Oracle stated in a news release it would no longer offer a commercial version of the office software suite, which contains capabilities for word processing, spreadsheets, presentations, graphics and databases. Instead, OpenOffice will become a community-based development project, with strong support for open standards document formats like Open Document Format (ODF), said Edward Screven, Oracle chief corporate architect in a news release.
“Given the breadth of interest in free personal productivity applications and the rapid evolution of personal computing technologies, we believe the OpenOffice.org project would be best managed by an organization focused on serving that broad constituency on a noncommercial basis,” said Screven.
As of 2010, approximately 200,000 global users had adopted some element of OpenOffice software, according to research from German Web traffic analysts Webmasterpro.
Stephen E. Arnold, an open source analyst who follows Oracle, says the move should manage costs for the company as part of an attempt to “cope with the bucking horse bronco that is open source software.”
Stephen O’Grady, analyst with developer-focused firm RedMonk, says the development community has already dug into the suite in LibreOffice.
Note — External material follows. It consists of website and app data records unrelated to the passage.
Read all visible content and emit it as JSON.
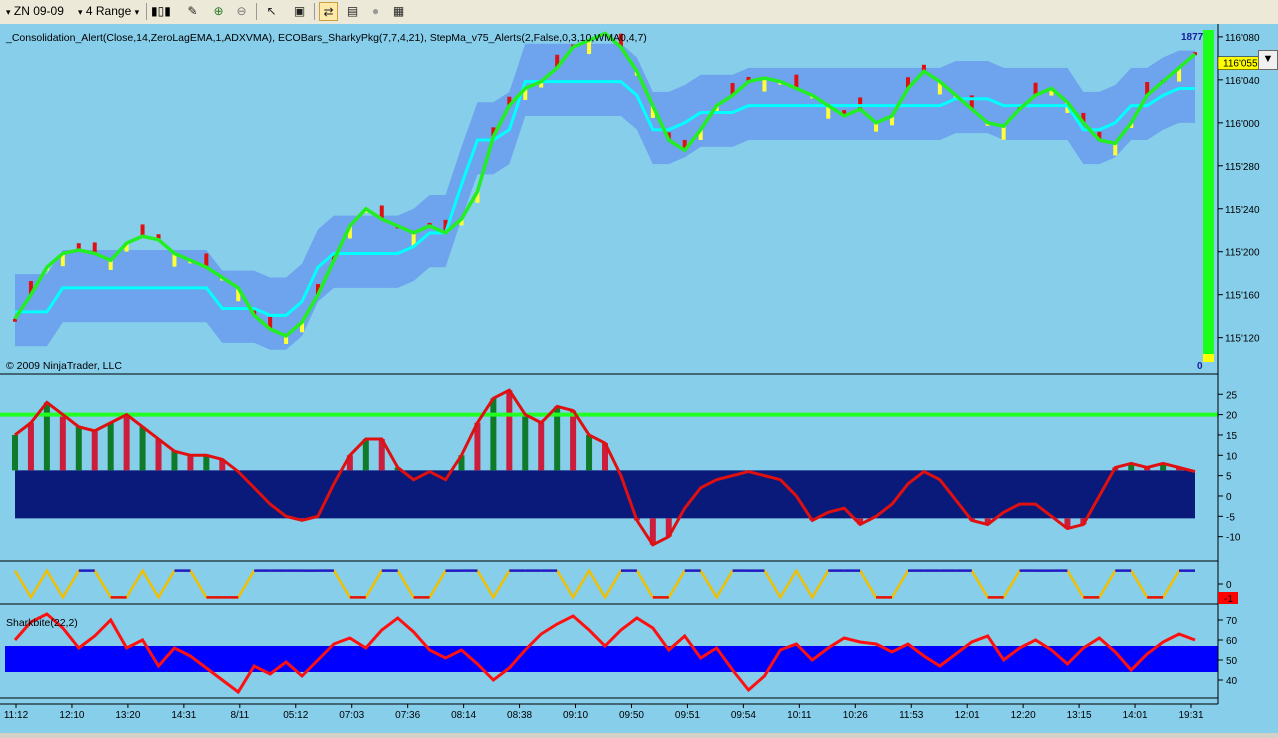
{
  "toolbar": {
    "instrument": "ZN 09-09",
    "period": "4 Range",
    "icons": [
      "candlestick-icon",
      "draw-icon",
      "zoom-in-icon",
      "zoom-out-icon",
      "cursor-icon",
      "data-box-icon",
      "chart-trader-icon",
      "properties-icon",
      "indicator-icon",
      "snapshot-icon"
    ]
  },
  "chart_data": [
    {
      "type": "line",
      "panel": "price",
      "indicator_label": "_Consolidation_Alert(Close,14,ZeroLagEMA,1,ADXVMA), ECOBars_SharkyPkg(7,7,4,21), StepMa_v75_Alerts(2,False,0,3,10,WMA0,4,7)",
      "copyright": "© 2009 NinjaTrader, LLC",
      "y_ticks": [
        "116'080",
        "116'040",
        "116'000",
        "115'280",
        "115'240",
        "115'200",
        "115'160",
        "115'120"
      ],
      "y_tick_values": [
        116.25,
        116.125,
        116.0,
        115.875,
        115.75,
        115.625,
        115.5,
        115.375
      ],
      "current_price": "116'055",
      "current_price_value": 116.172,
      "volume_top": "1877",
      "volume_bottom": "0",
      "ylim": [
        115.31,
        116.27
      ],
      "series": [
        {
          "role": "zerolag",
          "values": [
            115.43,
            115.5,
            115.58,
            115.62,
            115.63,
            115.62,
            115.6,
            115.65,
            115.67,
            115.66,
            115.62,
            115.6,
            115.58,
            115.55,
            115.52,
            115.44,
            115.4,
            115.38,
            115.42,
            115.5,
            115.6,
            115.7,
            115.75,
            115.72,
            115.7,
            115.68,
            115.7,
            115.68,
            115.72,
            115.8,
            115.96,
            116.05,
            116.1,
            116.12,
            116.16,
            116.22,
            116.24,
            116.26,
            116.22,
            116.15,
            116.05,
            115.95,
            115.92,
            115.98,
            116.05,
            116.08,
            116.12,
            116.13,
            116.12,
            116.1,
            116.08,
            116.05,
            116.02,
            116.04,
            116.0,
            116.02,
            116.1,
            116.15,
            116.12,
            116.08,
            116.04,
            116.0,
            115.99,
            116.04,
            116.08,
            116.1,
            116.06,
            116.0,
            115.95,
            115.94,
            116.0,
            116.08,
            116.12,
            116.16,
            116.2
          ]
        },
        {
          "role": "stepma",
          "values": [
            115.45,
            115.45,
            115.45,
            115.52,
            115.52,
            115.52,
            115.52,
            115.52,
            115.52,
            115.52,
            115.52,
            115.52,
            115.52,
            115.46,
            115.46,
            115.46,
            115.44,
            115.44,
            115.48,
            115.58,
            115.62,
            115.62,
            115.62,
            115.62,
            115.62,
            115.64,
            115.68,
            115.68,
            115.82,
            115.95,
            115.95,
            115.98,
            116.12,
            116.12,
            116.12,
            116.12,
            116.12,
            116.12,
            116.12,
            116.08,
            115.98,
            115.98,
            116.0,
            116.03,
            116.03,
            116.03,
            116.05,
            116.05,
            116.05,
            116.05,
            116.05,
            116.05,
            116.05,
            116.05,
            116.05,
            116.05,
            116.05,
            116.05,
            116.05,
            116.07,
            116.07,
            116.07,
            116.05,
            116.05,
            116.05,
            116.05,
            116.05,
            115.98,
            115.98,
            116.0,
            116.05,
            116.05,
            116.08,
            116.1,
            116.1
          ]
        }
      ]
    },
    {
      "type": "bar",
      "panel": "oscillator",
      "y_ticks": [
        "25",
        "20",
        "15",
        "10",
        "5",
        "0",
        "-5",
        "-10"
      ],
      "y_tick_values": [
        25,
        20,
        15,
        10,
        5,
        0,
        -5,
        -10
      ],
      "ylim": [
        -15,
        29
      ],
      "threshold": 20,
      "band": [
        -5.5,
        6.3
      ],
      "values": [
        15,
        18,
        23,
        20,
        17,
        16,
        18,
        20,
        17,
        14,
        11,
        10,
        10,
        9,
        6,
        2,
        -2,
        -5,
        -6,
        -5,
        3,
        10,
        14,
        14,
        7,
        4,
        6,
        4,
        10,
        18,
        24,
        26,
        20,
        18,
        22,
        21,
        15,
        13,
        5,
        -6,
        -12,
        -10,
        -3,
        2,
        4,
        5,
        6,
        5,
        4,
        0,
        -6,
        -4,
        -3,
        -7,
        -5,
        -2,
        3,
        6,
        4,
        -1,
        -6,
        -7,
        -4,
        -2,
        -2,
        -5,
        -8,
        -7,
        0,
        7,
        8,
        7,
        8,
        7,
        6
      ]
    },
    {
      "type": "line",
      "panel": "signal",
      "y_ticks": [
        "0"
      ],
      "y_tick_values": [
        0
      ],
      "current_value": "-1",
      "ylim": [
        -1.2,
        1.2
      ],
      "values": [
        1,
        -1,
        1,
        -1,
        1,
        1,
        -1,
        -1,
        1,
        -1,
        1,
        1,
        -1,
        -1,
        -1,
        1,
        1,
        1,
        1,
        1,
        1,
        -1,
        -1,
        1,
        1,
        -1,
        -1,
        1,
        1,
        1,
        -1,
        1,
        1,
        1,
        1,
        -1,
        1,
        -1,
        1,
        1,
        -1,
        -1,
        1,
        1,
        -1,
        1,
        1,
        1,
        -1,
        1,
        -1,
        1,
        1,
        1,
        -1,
        -1,
        1,
        1,
        1,
        1,
        1,
        -1,
        -1,
        1,
        1,
        1,
        1,
        -1,
        -1,
        1,
        1,
        -1,
        -1,
        1,
        1
      ]
    },
    {
      "type": "line",
      "panel": "sharkbite",
      "indicator_label": "Sharkbite(22,2)",
      "y_ticks": [
        "70",
        "60",
        "50",
        "40"
      ],
      "y_tick_values": [
        70,
        60,
        50,
        40
      ],
      "ylim": [
        33,
        76
      ],
      "band": [
        44,
        57
      ],
      "values": [
        60,
        69,
        73,
        66,
        56,
        62,
        70,
        56,
        60,
        47,
        56,
        52,
        46,
        40,
        34,
        47,
        43,
        49,
        42,
        50,
        58,
        61,
        56,
        65,
        71,
        64,
        55,
        51,
        55,
        48,
        40,
        46,
        55,
        63,
        68,
        72,
        65,
        57,
        65,
        71,
        66,
        55,
        62,
        51,
        56,
        45,
        35,
        42,
        55,
        58,
        50,
        56,
        61,
        59,
        58,
        54,
        58,
        52,
        47,
        53,
        59,
        62,
        50,
        56,
        60,
        55,
        48,
        56,
        61,
        54,
        45,
        53,
        59,
        63,
        60
      ]
    },
    {
      "type": "table",
      "panel": "time-axis",
      "x_ticks": [
        "11:12",
        "12:10",
        "13:20",
        "14:31",
        "8/11",
        "05:12",
        "07:03",
        "07:36",
        "08:14",
        "08:38",
        "09:10",
        "09:50",
        "09:51",
        "09:54",
        "10:11",
        "10:26",
        "11:53",
        "12:01",
        "12:20",
        "13:15",
        "14:01",
        "19:31"
      ]
    }
  ]
}
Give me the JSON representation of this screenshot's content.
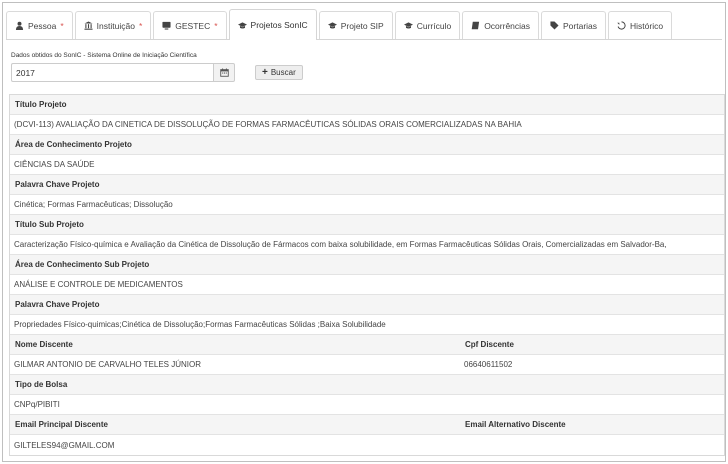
{
  "tabs": [
    {
      "label": "Pessoa",
      "required": "*",
      "icon": "user-icon"
    },
    {
      "label": "Instituição",
      "required": "*",
      "icon": "institution-icon"
    },
    {
      "label": "GESTEC",
      "required": "*",
      "icon": "tv-icon"
    },
    {
      "label": "Projetos SonIC",
      "required": "",
      "icon": "graduation-cap-icon"
    },
    {
      "label": "Projeto SIP",
      "required": "",
      "icon": "graduation-cap-icon"
    },
    {
      "label": "Currículo",
      "required": "",
      "icon": "graduation-cap-icon"
    },
    {
      "label": "Ocorrências",
      "required": "",
      "icon": "book-icon"
    },
    {
      "label": "Portarias",
      "required": "",
      "icon": "tag-icon"
    },
    {
      "label": "Histórico",
      "required": "",
      "icon": "history-icon"
    }
  ],
  "active_tab": "Projetos SonIC",
  "search": {
    "source_label": "Dados obtidos do SonIC - Sistema Online de Iniciação Científica",
    "year_value": "2017",
    "calendar_icon": "calendar-icon",
    "buscar_label": "Buscar"
  },
  "project": {
    "titulo_label": "Título Projeto",
    "titulo_value": "(DCVI-113) AVALIAÇÃO DA CINETICA DE DISSOLUÇÃO DE FORMAS FARMACÊUTICAS SÓLIDAS ORAIS COMERCIALIZADAS NA BAHIA",
    "area_label": "Área de Conhecimento Projeto",
    "area_value": "CIÊNCIAS DA SAÚDE",
    "palavra_label": "Palavra Chave Projeto",
    "palavra_value": "Cinética; Formas Farmacêuticas; Dissolução",
    "sub_titulo_label": "Título Sub Projeto",
    "sub_titulo_value": "Caracterização Físico-química e Avaliação da Cinética de Dissolução de Fármacos com baixa solubilidade, em Formas Farmacêuticas Sólidas Orais, Comercializadas em Salvador-Ba,",
    "sub_area_label": "Área de Conhecimento Sub Projeto",
    "sub_area_value": "ANÁLISE E CONTROLE DE MEDICAMENTOS",
    "sub_palavra_label": "Palavra Chave Projeto",
    "sub_palavra_value": "Propriedades Físico-quimicas;Cinética de Dissolução;Formas Farmacêuticas Sólidas ;Baixa Solubilidade",
    "nome_label": "Nome Discente",
    "nome_value": "GILMAR ANTONIO DE CARVALHO TELES JÚNIOR",
    "cpf_label": "Cpf Discente",
    "cpf_value": "06640611502",
    "bolsa_label": "Tipo de Bolsa",
    "bolsa_value": "CNPq/PIBITI",
    "email_label": "Email Principal Discente",
    "email_alt_label": "Email Alternativo Discente",
    "email_value": "GILTELES94@GMAIL.COM",
    "email_alt_value": ""
  }
}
He adds that the move has more to do with money than Oracle is letting on.
“[I]t’s unsurprising, as Oracle has little interest in projects that don’t offer direct revenue opportunities,” O’Grady says.